He is full of the spirit of piety and, if there be any truth in the prophetic title Ignis Ardens, this appellation would refer to his piety and zeal. 

During the Conclave, Cardinal Lecot of Bordeaux hearing his brother Cardinals speak highly in praise of Cardinal Sarto, went to make his acquaintance, and find out what sort of a man he was. He addressed him in French. Cardinal Sarto replied, - " Non satis intelligo linguam Gallicam." 

The French Cardinal, affecting to be horrified at such an admission, exclaimed, " Qui non intelligit linguam Gallicam, non potest esse Pontifex."

" Deo Gratias !" was Cardinal Sarto's reply, much to the amusement of those standing by, and much to the discomfiture of the French Prelate.

 Beautiful stories are told of his charity. He once sold his horse and carriage to relieve some case of distress; and, on another occasion, pawned his episcopal ring for a similar purpose. To a poor person, who was begging at the door, he gave away all the meat that was being prepared for his dinner, content to dine that day on bread and fruit.

He was idolized by the people of Mantua and Venice, because of his charity. Whatever money he got went straight to the poor, and all his influence was used to alleviate the hardships of the poor. At the same time, he taught the poor and the laboring classes, to help themselves; and, by establishing rural banks, cooperative societies, etc., promoted thrift among them, and did much to lessen the sufferings of the North Italian peasantry.

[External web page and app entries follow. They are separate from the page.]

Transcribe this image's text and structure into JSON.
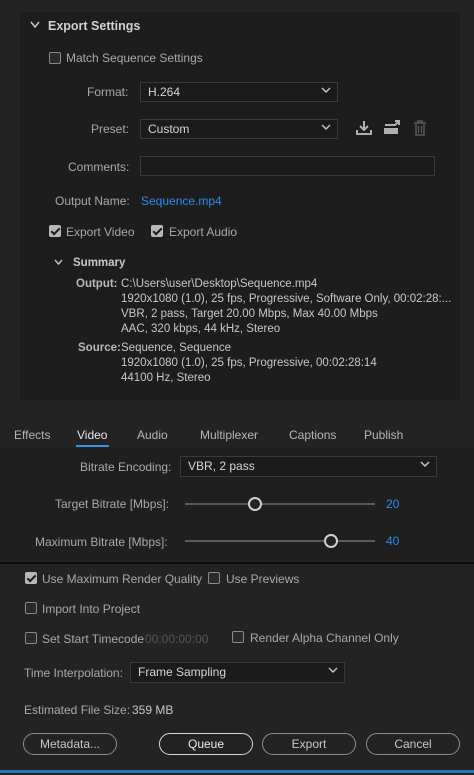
{
  "export_settings": {
    "title": "Export Settings",
    "match_sequence": {
      "label": "Match Sequence Settings",
      "checked": false
    },
    "format": {
      "label": "Format:",
      "value": "H.264"
    },
    "preset": {
      "label": "Preset:",
      "value": "Custom"
    },
    "comments": {
      "label": "Comments:",
      "value": ""
    },
    "output_name": {
      "label": "Output Name:",
      "value": "Sequence.mp4"
    },
    "export_video": {
      "label": "Export Video",
      "checked": true
    },
    "export_audio": {
      "label": "Export Audio",
      "checked": true
    },
    "summary": {
      "title": "Summary",
      "output_label": "Output:",
      "output_lines": [
        "C:\\Users\\user\\Desktop\\Sequence.mp4",
        "1920x1080 (1.0), 25 fps, Progressive, Software Only, 00:02:28:...",
        "VBR, 2 pass, Target 20.00 Mbps, Max 40.00 Mbps",
        "AAC, 320 kbps, 44 kHz, Stereo"
      ],
      "source_label": "Source:",
      "source_lines": [
        "Sequence, Sequence",
        "1920x1080 (1.0), 25 fps, Progressive, 00:02:28:14",
        "44100 Hz, Stereo"
      ]
    }
  },
  "tabs": [
    "Effects",
    "Video",
    "Audio",
    "Multiplexer",
    "Captions",
    "Publish"
  ],
  "active_tab": "Video",
  "video": {
    "bitrate_encoding": {
      "label": "Bitrate Encoding:",
      "value": "VBR, 2 pass"
    },
    "target_bitrate": {
      "label": "Target Bitrate [Mbps]:",
      "value": "20",
      "fraction": 0.37
    },
    "max_bitrate": {
      "label": "Maximum Bitrate [Mbps]:",
      "value": "40",
      "fraction": 0.77
    }
  },
  "options": {
    "use_max_render_quality": {
      "label": "Use Maximum Render Quality",
      "checked": true
    },
    "use_previews": {
      "label": "Use Previews",
      "checked": false
    },
    "import_into_project": {
      "label": "Import Into Project",
      "checked": false
    },
    "set_start_timecode": {
      "label": "Set Start Timecode",
      "checked": false,
      "value": "00:00:00:00"
    },
    "render_alpha": {
      "label": "Render Alpha Channel Only",
      "checked": false
    },
    "time_interpolation": {
      "label": "Time Interpolation:",
      "value": "Frame Sampling"
    },
    "estimated_size": {
      "label": "Estimated File Size:",
      "value": "359 MB"
    }
  },
  "buttons": {
    "metadata": "Metadata...",
    "queue": "Queue",
    "export": "Export",
    "cancel": "Cancel"
  },
  "colors": {
    "accent": "#2d8ceb",
    "background": "#232323",
    "panel": "#1d1d1d"
  },
  "icons": [
    "save-preset-icon",
    "import-preset-icon",
    "delete-preset-icon",
    "chevron-down-icon"
  ]
}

He has never sought to conceal in any way that he is a child of the people; and his great work as parish priest, Bishop and Patriarch, has been that of the apostle of the poor and of the working classes, by whom he was loved, as hardly ever Bishop was loved before. 

A laboring man at Venice, who was declaiming violently against priests before a throng of poor people, said in a passionate tone: " I hate all priests." Suddenly checking himself, he added: " All, except the Patriarch. For him I would go through anything, even through fire." 

Beautiful instances, too, are also related of his simplicity. At Venice his two sisters kept house for him, and he wished them always to dress like plain country people. He refused to make use of the gilded barge belonging to the Patriarch, and went about Venice in a common black gondola, with a single rower. It is said that this boat will now be put in a museum.

His fare at table was that of the poorer priests, chiefly rice and boiled meat. He talked to the people in their own native patois, to show that he was one of themselves. Full of consideration for all, he tried to spare his servants all extra trouble, dispensing with their attendance, especially in the hot hours of the day. (…)

The London Times correspondent (a Protestant) gives the following appreciation of the Pope's character : “Kindly and charitable almost to a fault, for he is, perhaps, too easily moved by any tale of distress; intensely religious in sentiment ; shrewd in his dealings with the world and not easily deceived ; genial in his manners and not without a certain and marked innate dignity; and, above all, possessing a keen sense of humor which inclines him to meet foolish pretensions or vexations with a good-tempered jest. A strong and lovable character, not without those contradictions which strong characters sometimes possess."

The Italian liberals are very sore at his election, for he has the reputation of being absolutely uncompromising on the Roman question ; ‘intransigente verissimo.' (truly intransigent)

Commendo me SS. Sacrificiis.

Yours very sincerely in Christ, 


Substit. Assistae Angliæ